d23:
Two points regarding your post:
(1) Crude oil behavior is generally pretty close to Newtonian (2) The effect of pressure on liquid viscosity is significant only at very high pressures (thousands of psi, typically). Correlations in the API Technical Data Book demonstrate this pretty clearly.
I would think that watwarrier's application (preheating using crude oil from tankage) is unlikely to be at high pressures on the crude oil side.
Once again, I think we are straying a bit from the issue raised by watwarrier's original problem: is the Reynolds number high enough for viscosity to be a factor in pressure drop or not?

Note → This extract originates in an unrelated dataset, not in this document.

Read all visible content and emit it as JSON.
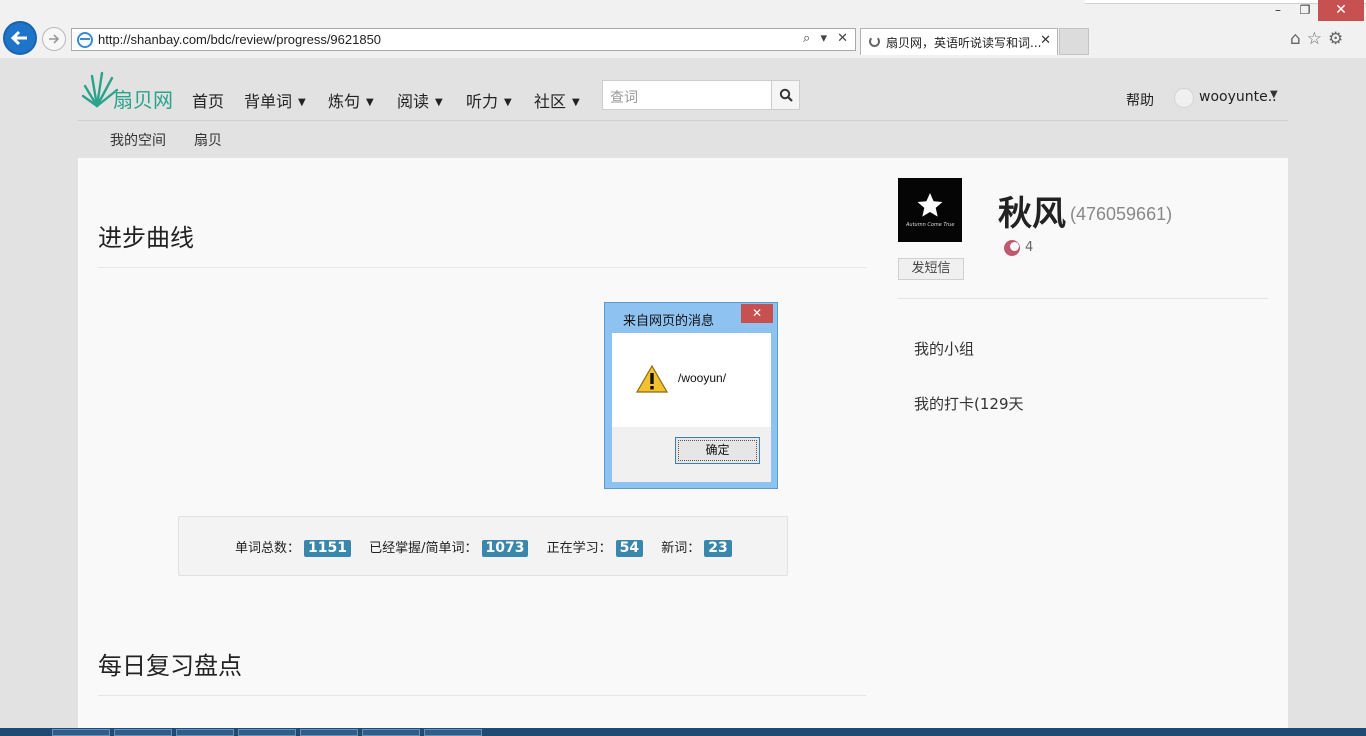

At very low temperatures (around 32 F), it is quite likely that the oil is so viscous that Reynolds number drops drastically, since viscosity increases dramatically at low temperatures (by virtue of the loglog relationship), and the friction factor needs to be evaluated below the transition to full turbulence.
Therefore, as others have mentioned, there seems to me to be no way around a couple of decent viscosity measurements in this situation. 

UmeshMathur, Your last statement got me thinking to one of my intern jobs.
Most companies have physical data of the materials they use. Actually, they have stuff no one would think of. For example, I needed to estimate heat loss in a particular tank (complete through insulation, etc.) Now I admint, I am not the best guy at heat transfer calcs, so I asked around, and sure enough, there was a set of binders with heat loss empirical data for each and every tank on site. My classmate in a different department evidently had the same task assigned as well, and did the calcs from estimates and first principles. We compared answers, and were off by about 5%10%, depending on surface size.
Watwarrior, have you asked around to see if the viscosity data you need is already available somewhere? 

The oil is flowing through these pipes at 900 k#/hr, which makes this flow extremely turbulent (8"  16" pipes).
And unfortunately, the previous people who have tried this, assumed that the viscosity of crude was constant over the temperature range, and used the old values (from early 70s) that were used as rough estimates to size the first exchanger in the sysem. 

Oh. Well, it was worth a thought.